What the exercise asks:
Give back the records that follow exactly, images excluded.

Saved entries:

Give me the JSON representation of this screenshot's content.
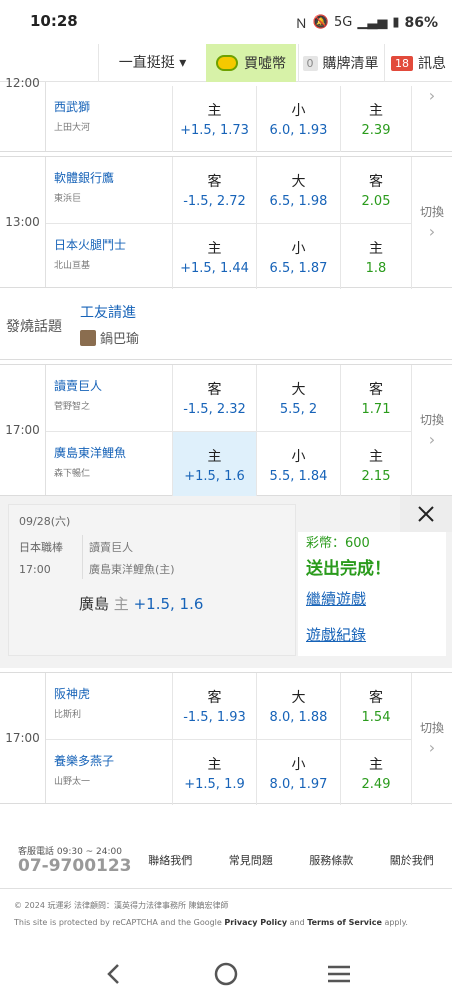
{
  "status_bar": {
    "time": "10:28",
    "battery": "86%",
    "network": "5G"
  },
  "top_nav": {
    "dropdown_label": "一直挺挺 ▾",
    "coin_label": "買噓幣",
    "cart_count": "0",
    "cart_label": "購牌清單",
    "message_count": "18",
    "message_label": "訊息"
  },
  "games": [
    {
      "time": "12:00",
      "more_label": "",
      "teams": [
        {
          "name": "西武獅",
          "pitcher": "上田大河",
          "odds": [
            {
              "label": "主",
              "value": "+1.5, 1.73"
            },
            {
              "label": "小",
              "value": "6.0, 1.93"
            },
            {
              "label": "主",
              "value": "2.39"
            }
          ]
        }
      ]
    },
    {
      "time": "13:00",
      "more_label": "切換",
      "teams": [
        {
          "name": "軟體銀行鷹",
          "pitcher": "東浜巨",
          "odds": [
            {
              "label": "客",
              "value": "-1.5, 2.72"
            },
            {
              "label": "大",
              "value": "6.5, 1.98"
            },
            {
              "label": "客",
              "value": "2.05"
            }
          ]
        },
        {
          "name": "日本火腿鬥士",
          "pitcher": "北山亘基",
          "odds": [
            {
              "label": "主",
              "value": "+1.5, 1.44"
            },
            {
              "label": "小",
              "value": "6.5, 1.87"
            },
            {
              "label": "主",
              "value": "1.8"
            }
          ]
        }
      ]
    },
    {
      "time": "17:00",
      "more_label": "切換",
      "teams": [
        {
          "name": "讀賣巨人",
          "pitcher": "菅野智之",
          "odds": [
            {
              "label": "客",
              "value": "-1.5, 2.32"
            },
            {
              "label": "大",
              "value": "5.5, 2"
            },
            {
              "label": "客",
              "value": "1.71"
            }
          ]
        },
        {
          "name": "廣島東洋鯉魚",
          "pitcher": "森下暢仁",
          "odds": [
            {
              "label": "主",
              "value": "+1.5, 1.6"
            },
            {
              "label": "小",
              "value": "5.5, 1.84"
            },
            {
              "label": "主",
              "value": "2.15"
            }
          ]
        }
      ]
    },
    {
      "time": "17:00",
      "more_label": "切換",
      "teams": [
        {
          "name": "阪神虎",
          "pitcher": "比斯利",
          "odds": [
            {
              "label": "客",
              "value": "-1.5, 1.93"
            },
            {
              "label": "大",
              "value": "8.0, 1.88"
            },
            {
              "label": "客",
              "value": "1.54"
            }
          ]
        },
        {
          "name": "養樂多燕子",
          "pitcher": "山野太一",
          "odds": [
            {
              "label": "主",
              "value": "+1.5, 1.9"
            },
            {
              "label": "小",
              "value": "8.0, 1.97"
            },
            {
              "label": "主",
              "value": "2.49"
            }
          ]
        }
      ]
    }
  ],
  "hot_topic": {
    "label": "發燒話題",
    "title": "工友請進",
    "author": "鍋巴瑜"
  },
  "bet_popup": {
    "date": "09/28(六)",
    "league": "日本職棒",
    "time": "17:00",
    "away_team": "讀賣巨人",
    "home_team": "廣島東洋鯉魚(主)",
    "pick_team": "廣島",
    "pick_side": "主",
    "pick_odds": "+1.5, 1.6",
    "coins": "彩幣：600",
    "status": "送出完成！",
    "continue_label": "繼續遊戲",
    "history_label": "遊戲紀錄"
  },
  "footer": {
    "service_hours": "客服電話 09:30 ~ 24:00",
    "phone": "07-9700123",
    "links": [
      "聯絡我們",
      "常見問題",
      "服務條款",
      "關於我們"
    ],
    "copyright": "© 2024 玩運彩 法律顧問：漢英得力法律事務所 陳鎮宏律師",
    "captcha_prefix": "This site is protected by reCAPTCHA and the Google ",
    "privacy": "Privacy Policy",
    "and": " and ",
    "terms": "Terms of Service",
    "apply": " apply."
  },
  "colors": {
    "link_blue": "#1763b8",
    "odds_green": "#2a9b1c",
    "selected_bg": "#dff0fb",
    "coin_bg": "#d7f2a8",
    "badge_red": "#e24a3b"
  }
}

Expected answer:
Give me the JSON representation of this screenshot's content.
{
  "status_bar": {
    "time": "10:28",
    "battery": "86%",
    "network": "5G"
  },
  "top_nav": {
    "dropdown_label": "一直挺挺 ▾",
    "coin_label": "買噓幣",
    "cart_count": "0",
    "cart_label": "購牌清單",
    "message_count": "18",
    "message_label": "訊息"
  },
  "games": [
    {
      "time": "12:00",
      "more_label": "",
      "teams": [
        {
          "name": "西武獅",
          "pitcher": "上田大河",
          "odds": [
            {
              "label": "主",
              "value": "+1.5, 1.73"
            },
            {
              "label": "小",
              "value": "6.0, 1.93"
            },
            {
              "label": "主",
              "value": "2.39"
            }
          ]
        }
      ]
    },
    {
      "time": "13:00",
      "more_label": "切換",
      "teams": [
        {
          "name": "軟體銀行鷹",
          "pitcher": "東浜巨",
          "odds": [
            {
              "label": "客",
              "value": "-1.5, 2.72"
            },
            {
              "label": "大",
              "value": "6.5, 1.98"
            },
            {
              "label": "客",
              "value": "2.05"
            }
          ]
        },
        {
          "name": "日本火腿鬥士",
          "pitcher": "北山亘基",
          "odds": [
            {
              "label": "主",
              "value": "+1.5, 1.44"
            },
            {
              "label": "小",
              "value": "6.5, 1.87"
            },
            {
              "label": "主",
              "value": "1.8"
            }
          ]
        }
      ]
    },
    {
      "time": "17:00",
      "more_label": "切換",
      "teams": [
        {
          "name": "讀賣巨人",
          "pitcher": "菅野智之",
          "odds": [
            {
              "label": "客",
              "value": "-1.5, 2.32"
            },
            {
              "label": "大",
              "value": "5.5, 2"
            },
            {
              "label": "客",
              "value": "1.71"
            }
          ]
        },
        {
          "name": "廣島東洋鯉魚",
          "pitcher": "森下暢仁",
          "odds": [
            {
              "label": "主",
              "value": "+1.5, 1.6"
            },
            {
              "label": "小",
              "value": "5.5, 1.84"
            },
            {
              "label": "主",
              "value": "2.15"
            }
          ]
        }
      ]
    },
    {
      "time": "17:00",
      "more_label": "切換",
      "teams": [
        {
          "name": "阪神虎",
          "pitcher": "比斯利",
          "odds": [
            {
              "label": "客",
              "value": "-1.5, 1.93"
            },
            {
              "label": "大",
              "value": "8.0, 1.88"
            },
            {
              "label": "客",
              "value": "1.54"
            }
          ]
        },
        {
          "name": "養樂多燕子",
          "pitcher": "山野太一",
          "odds": [
            {
              "label": "主",
              "value": "+1.5, 1.9"
            },
            {
              "label": "小",
              "value": "8.0, 1.97"
            },
            {
              "label": "主",
              "value": "2.49"
            }
          ]
        }
      ]
    }
  ],
  "hot_topic": {
    "label": "發燒話題",
    "title": "工友請進",
    "author": "鍋巴瑜"
  },
  "bet_popup": {
    "date": "09/28(六)",
    "league": "日本職棒",
    "time": "17:00",
    "away_team": "讀賣巨人",
    "home_team": "廣島東洋鯉魚(主)",
    "pick_team": "廣島",
    "pick_side": "主",
    "pick_odds": "+1.5, 1.6",
    "coins": "彩幣：600",
    "status": "送出完成！",
    "continue_label": "繼續遊戲",
    "history_label": "遊戲紀錄"
  },
  "footer": {
    "service_hours": "客服電話 09:30 ~ 24:00",
    "phone": "07-9700123",
    "links": [
      "聯絡我們",
      "常見問題",
      "服務條款",
      "關於我們"
    ],
    "copyright": "© 2024 玩運彩 法律顧問：漢英得力法律事務所 陳鎮宏律師",
    "captcha_prefix": "This site is protected by reCAPTCHA and the Google ",
    "privacy": "Privacy Policy",
    "and": " and ",
    "terms": "Terms of Service",
    "apply": " apply."
  },
  "colors": {
    "link_blue": "#1763b8",
    "odds_green": "#2a9b1c",
    "selected_bg": "#dff0fb",
    "coin_bg": "#d7f2a8",
    "badge_red": "#e24a3b"
  }
}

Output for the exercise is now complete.